For the second year running the Vineyard & Winery Show took place at the Kent Showground, Detling. Attended by all aspects of the industry the event on the 23 November 2022 built on the success of the inaugural event writes Rebecca Farmer, Vineyard editor.
The free to attend event attracted almost 2,000 visitors, a significant increase on the attendees from the first event held in 2021 and even the torrential rain could not dampen the atmosphere for those inside the exhibition halls. Everyone commented on the marvellous energy and buzz that was felt throughout the show and it was great to see the industry get together. Everywhere you looked people were happily chatting to customers, friends and those they had not seen for some time.

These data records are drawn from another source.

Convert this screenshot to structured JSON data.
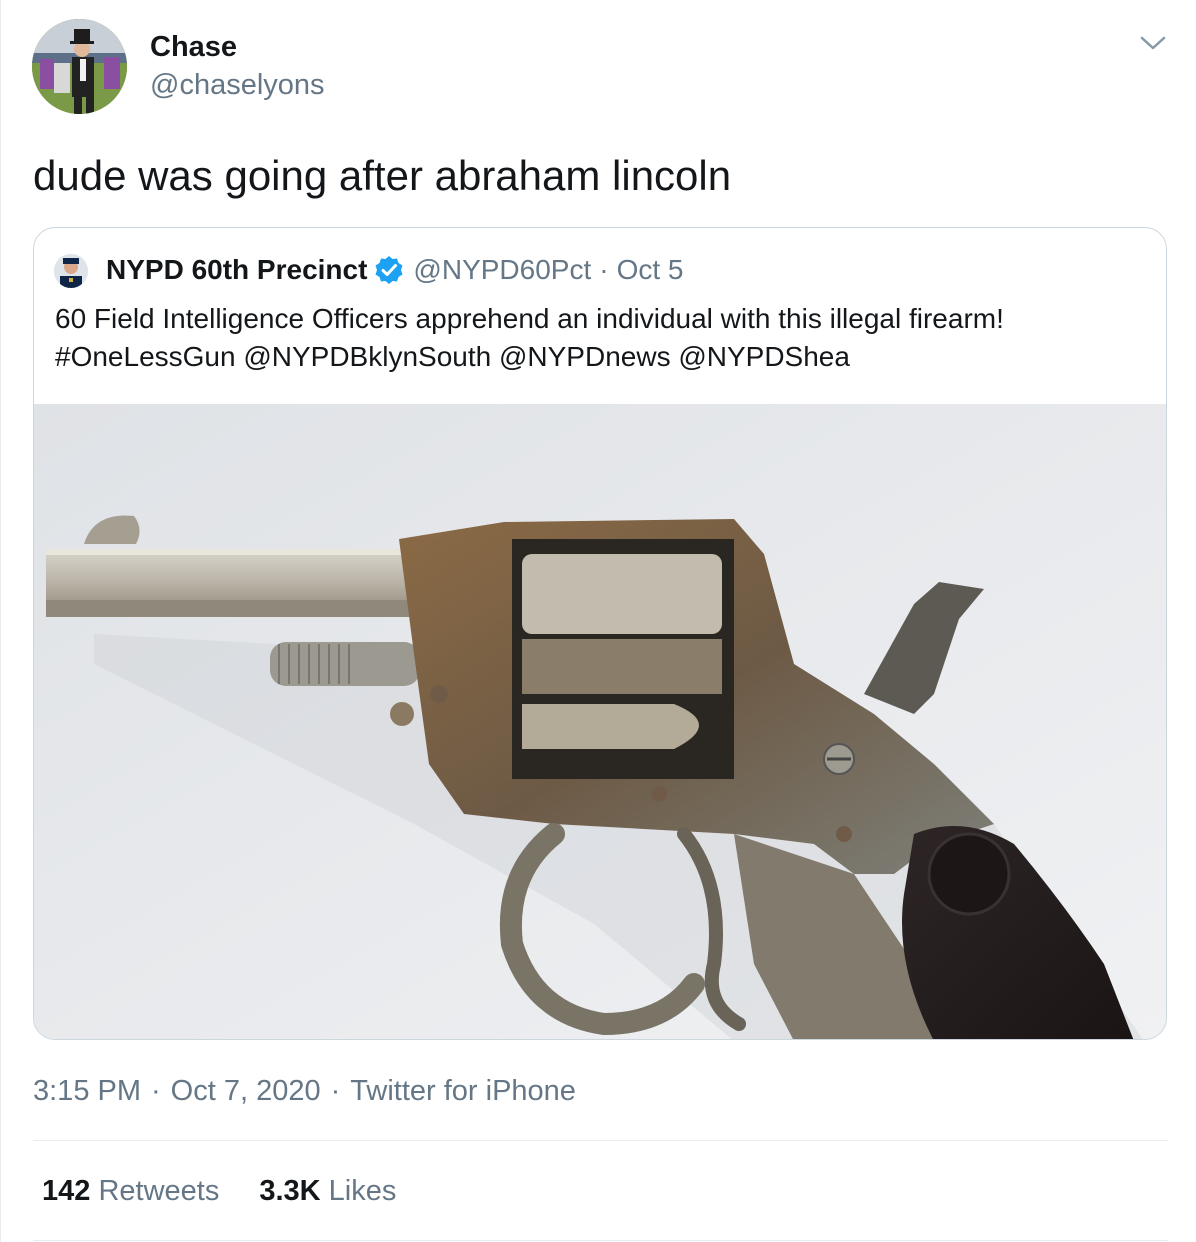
{
  "author": {
    "name": "Chase",
    "handle": "@chaselyons",
    "avatar_icon": "avatar-photo"
  },
  "tweet": {
    "text": "dude was going after abraham lincoln",
    "time": "3:15 PM",
    "date": "Oct 7, 2020",
    "source": "Twitter for iPhone",
    "separator": "·"
  },
  "quoted": {
    "name": "NYPD 60th Precinct",
    "verified_icon": "verified-badge-icon",
    "handle": "@NYPD60Pct",
    "separator": "·",
    "date": "Oct 5",
    "text_line1": "60 Field Intelligence Officers apprehend an individual with this illegal firearm!",
    "text_line2": "#OneLessGun @NYPDBklynSouth @NYPDnews @NYPDShea",
    "image": "revolver-photo"
  },
  "stats": {
    "retweets_count": "142",
    "retweets_label": "Retweets",
    "likes_count": "3.3K",
    "likes_label": "Likes"
  },
  "colors": {
    "text": "#14171a",
    "muted": "#657786",
    "border": "#ccd6dd",
    "verified": "#1da1f2"
  }
}
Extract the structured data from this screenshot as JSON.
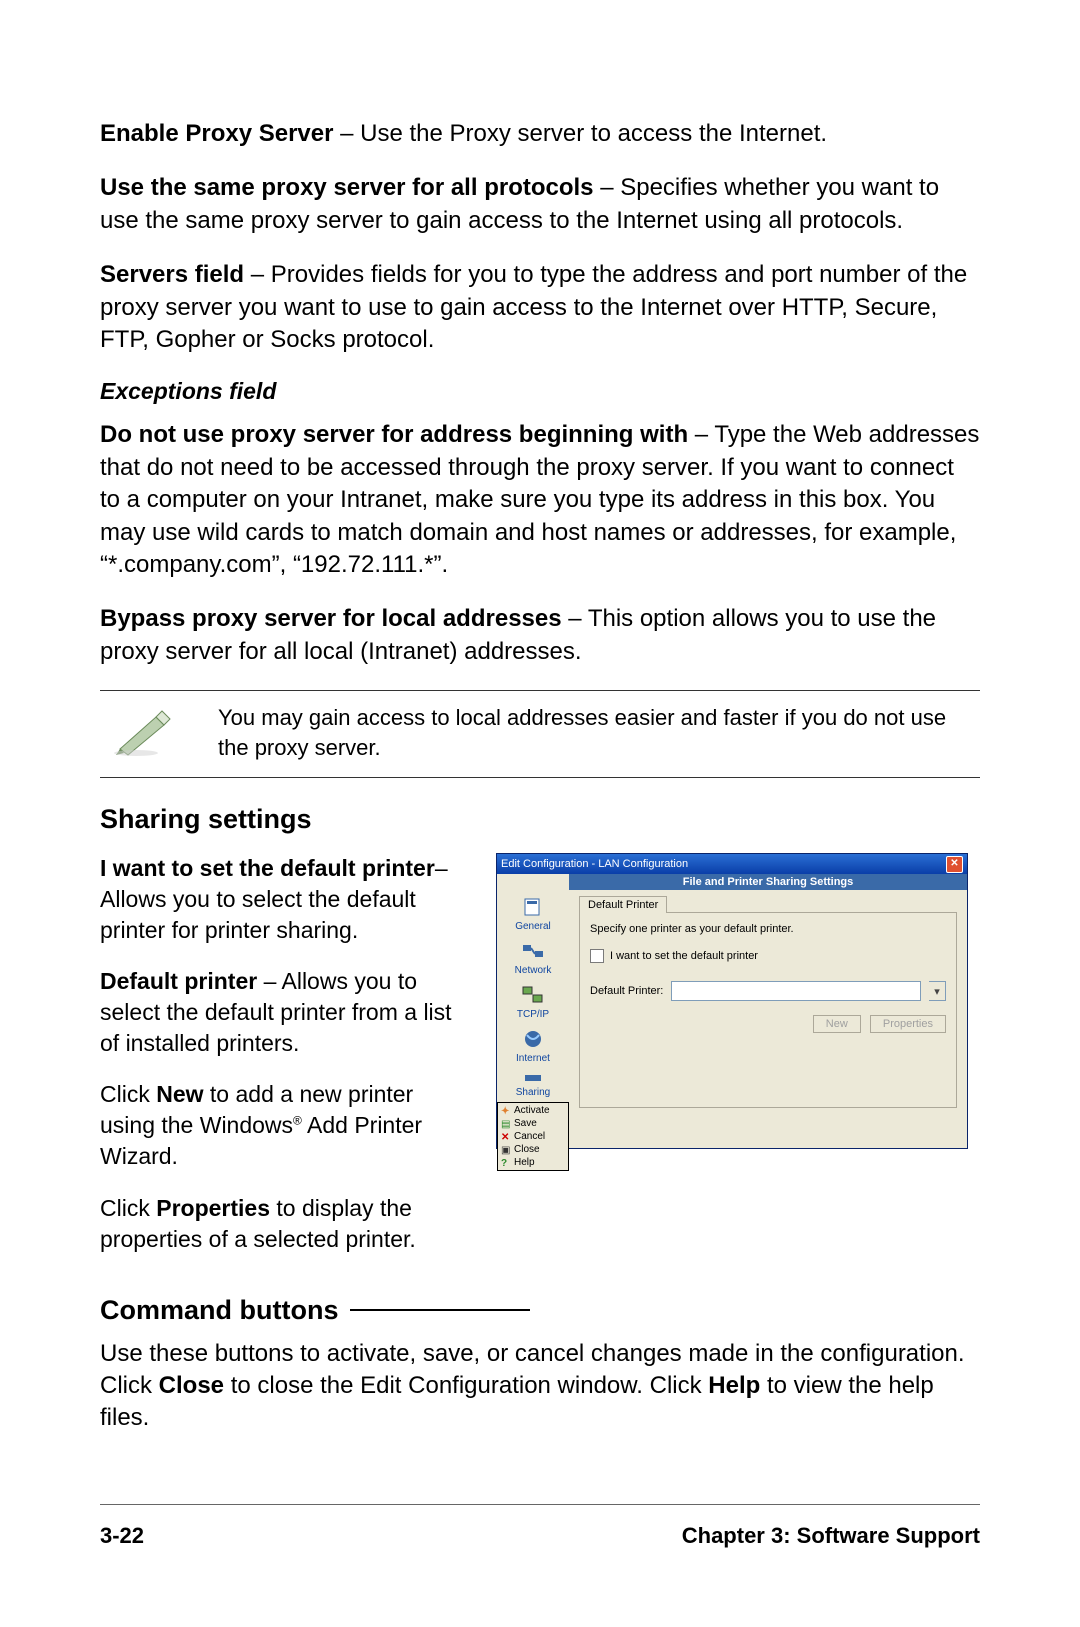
{
  "para_enable_b": "Enable Proxy Server",
  "para_enable_t": " – Use the Proxy server to access the Internet.",
  "para_same_b": "Use the same proxy server for all protocols",
  "para_same_t": " – Specifies whether you want to use the same proxy server to gain access to the Internet using all protocols.",
  "para_servers_b": "Servers field",
  "para_servers_t": " – Provides fields for you to type the address and port number of the proxy server you want to use to gain access to the Internet over HTTP, Secure, FTP, Gopher or Socks protocol.",
  "exceptions_h": "Exceptions field",
  "para_donot_b": "Do not use proxy server for address beginning with",
  "para_donot_t": " – Type the Web addresses that do not need to be accessed through the proxy server. If you want to connect to a computer on your Intranet, make sure you type its address in this box. You may use wild cards to match domain and host names or addresses, for example, “*.company.com”, “192.72.111.*”.",
  "para_bypass_b": "Bypass proxy server for local addresses",
  "para_bypass_t": " – This option allows you to use the proxy server for all local (Intranet) addresses.",
  "note_text": "You may gain access to local addresses easier and faster if you do not use the proxy server.",
  "sharing_h": "Sharing settings",
  "p_want_b": "I want to set the default printer",
  "p_want_t": "– Allows you to select the default printer for printer sharing.",
  "p_def_b": "Default printer",
  "p_def_t": " – Allows you to select the default printer from a list of installed printers.",
  "p_new_1": "Click ",
  "p_new_b": "New",
  "p_new_2": " to add a new printer using the Windows",
  "p_new_r": "®",
  "p_new_3": " Add Printer Wizard.",
  "p_prop_1": "Click ",
  "p_prop_b": "Properties",
  "p_prop_2": " to display the properties of a selected printer.",
  "cmd_h": "Command buttons",
  "cmd_para_1": "Use these buttons to activate, save, or cancel changes made in the configuration. Click ",
  "cmd_para_b1": "Close",
  "cmd_para_2": " to close the Edit Configuration window. Click ",
  "cmd_para_b2": "Help",
  "cmd_para_3": " to view the help files.",
  "dlg": {
    "title": "Edit Configuration - LAN Configuration",
    "subtitle": "File and Printer Sharing Settings",
    "side": {
      "general": "General",
      "network": "Network",
      "tcpip": "TCP/IP",
      "internet": "Internet",
      "sharing": "Sharing"
    },
    "cmd": {
      "activate": "Activate",
      "save": "Save",
      "cancel": "Cancel",
      "close": "Close",
      "help": "Help"
    },
    "tab": "Default Printer",
    "grp_text": "Specify one printer as your default printer.",
    "chk_label": "I want to set the default printer",
    "field_label": "Default Printer:",
    "btn_new": "New",
    "btn_prop": "Properties"
  },
  "footer": {
    "page": "3-22",
    "chapter": "Chapter 3: Software Support"
  }
}
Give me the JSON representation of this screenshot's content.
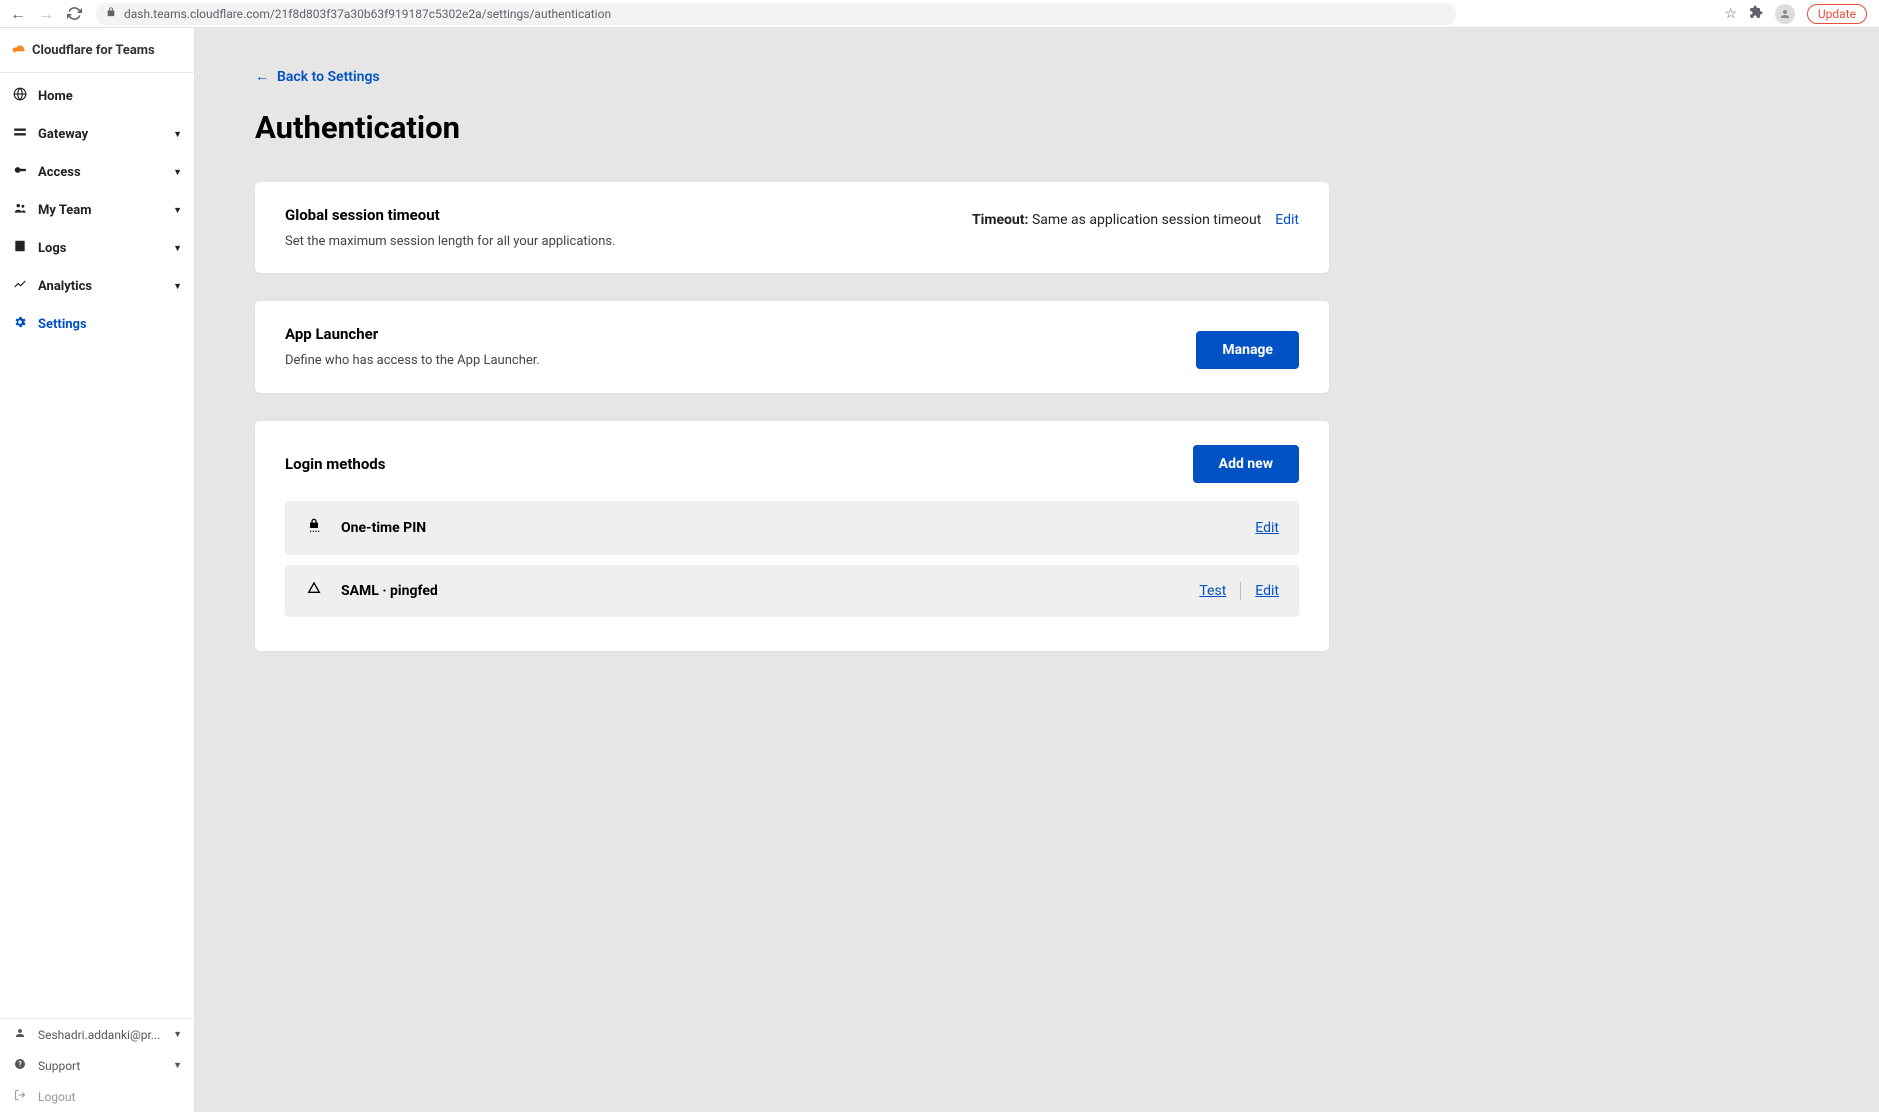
{
  "browser": {
    "url": "dash.teams.cloudflare.com/21f8d803f37a30b63f919187c5302e2a/settings/authentication",
    "update_label": "Update"
  },
  "sidebar": {
    "product_name": "Cloudflare for Teams",
    "items": [
      {
        "label": "Home",
        "icon": "home",
        "expandable": false
      },
      {
        "label": "Gateway",
        "icon": "gateway",
        "expandable": true
      },
      {
        "label": "Access",
        "icon": "access",
        "expandable": true
      },
      {
        "label": "My Team",
        "icon": "team",
        "expandable": true
      },
      {
        "label": "Logs",
        "icon": "logs",
        "expandable": true
      },
      {
        "label": "Analytics",
        "icon": "analytics",
        "expandable": true
      },
      {
        "label": "Settings",
        "icon": "settings",
        "expandable": false,
        "active": true
      }
    ],
    "footer": {
      "user_email": "Seshadri.addanki@pr...",
      "support_label": "Support",
      "logout_label": "Logout"
    }
  },
  "page": {
    "back_link": "Back to Settings",
    "title": "Authentication",
    "session_card": {
      "title": "Global session timeout",
      "description": "Set the maximum session length for all your applications.",
      "timeout_label": "Timeout:",
      "timeout_value": "Same as application session timeout",
      "edit_label": "Edit"
    },
    "launcher_card": {
      "title": "App Launcher",
      "description": "Define who has access to the App Launcher.",
      "button_label": "Manage"
    },
    "login_card": {
      "title": "Login methods",
      "add_button": "Add new",
      "methods": [
        {
          "name": "One-time PIN",
          "icon": "pin",
          "actions": [
            "Edit"
          ]
        },
        {
          "name": "SAML · pingfed",
          "icon": "saml",
          "actions": [
            "Test",
            "Edit"
          ]
        }
      ]
    }
  }
}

Thanks to sponsors Rankin Bros every visitor was greeted with a cork and cotton gift bag containing their beautifully branded complimentary tasting glass that was sponsored and supplied by Urban Bar along with their visitor show guide that outlined all that there was to see during the day. The event included a packed seminar programme, over 100 exhibitor stands to visit as well as a structured wine tasting of six wines hosted by globally recognised wine writer Matthew Jukes. The event showcased some of the latest innovations for both vineyards and wineries and truly targeted the whole industry literally under one roof. The tasting hub, promoting over 100 wines from producers across England and Wales was once again a prominent feature of the show.
The welcome speech given by Simon Thorpe WineGB CEO was slightly delayed due to significant traffic issues but it was not long before a packed crowd gathered for the welcome breakfast. This was to be the start of things to come as it remained difficult to get a seat in the seminar marquee for most of the day. Indeed, during the first seminar of the afternoon, chaired by Matt Strugnell, titled the great British Varietal debate it was even difficult to achieve standing room close enough to hear the proceedings.
The hour long structured tasting from Matthew Jukes was enjoyed by all those who had been able to secure a ticket to the sold out event. The money from the ticket price raising some £2,000 for Matthew’s chosen Charity The Drinks Trust. All the wines were superb but it was heartening to see so many appreciate the red wine of Halfpenny Green. There was audible approval as Matthew talked through the Penny Red and in a poll it was almost universally enjoyed; high praise from a discerning audience.
The wines for the tasting included:
- 2021 Penny Red, Halfpenny Green Wine Estate
- 2021 Vagabond Rosé, Yew Tree Vineyard
- 21 Kin, Kinsbrook
Alongside this selection of still wines were three very special sparkling wines:
- 2018 Blanc de Noirs, Gusbourne
- 2015 Cuvée Boz, Blanc de Blancs, Sugrue South Downs
- 2014 Blancs de Noirs, Wiston.
A word from our President
Show President Julian Barnes commented: “How amazing to be a part of the second Vineyard & Winery Show, a day that brought together a part of agriculture that is independently in charge of its journey from vineyard to consumer. A full day of conversation and explanation around everything you would need for viticulture in the UK, plant and machinery, seminars and wine tastings all rounded off with an evening of food and entertainment. It was a pleasure to be joined by so many people, some new and some that have grown up through the industry and become such good friends.”
The show would of course not be possible without the headline sponsors and Vineyard magazine would like to take this opportunity to thank Core Equipment, berlin packaging, Hutchinsons, Vitifruit and Royston Labels.
On the back of a positive first event, the 2022 show saw an amazing 40% increase in exhibitors, taking the total number of trades on show to 114. As you will see from this review, many reported that much business and interest was generated, with one of the topics of the day focusing on whether the show should be a two day event in future.
It was a pleasure to meet many of the exhibitors who were returning for a second year. Among these were the team at the Rebschule Freytag. Keen to taste wines made from PIWI grapes I visited the stand during the show but found it swamped with people all looking at the possibilities offered by these vines. At the end of the day however Marina Pohl from the Rebschule Freytag team asked me if I would now like to try some of their wines. There are obvious benefits for growing these varieties in a cool climate such as disease resistance ensuring the vines produce clean fruit and the possible reduction in inputs that would be good for regenerative agricultural objectives as well as having cost implications. All the varieties on the stand were suitable for the UK climate and there were some particularly interesting wines. Two that stood out to me were Sauvignac for the white wine and from the red varieties Marina said: “The Cabaret Noir had been popular all day.” It was easy to see why the wine was beautifully balanced, interesting and very drinkable (in fact I wanted to take one home and drink it by the fire whilst the rain lashed down outside). This thick skinned variety it goes through veraison early and I could certainly see why it proved popular. Those vineyards in the UK who may have already planted some of these vines were able to taste the possibilities and those looking at future planting had plenty of opportunity to approach this area with an open mind. My thanks go to Marina for making sure I did not miss out on the opportunity to try something new.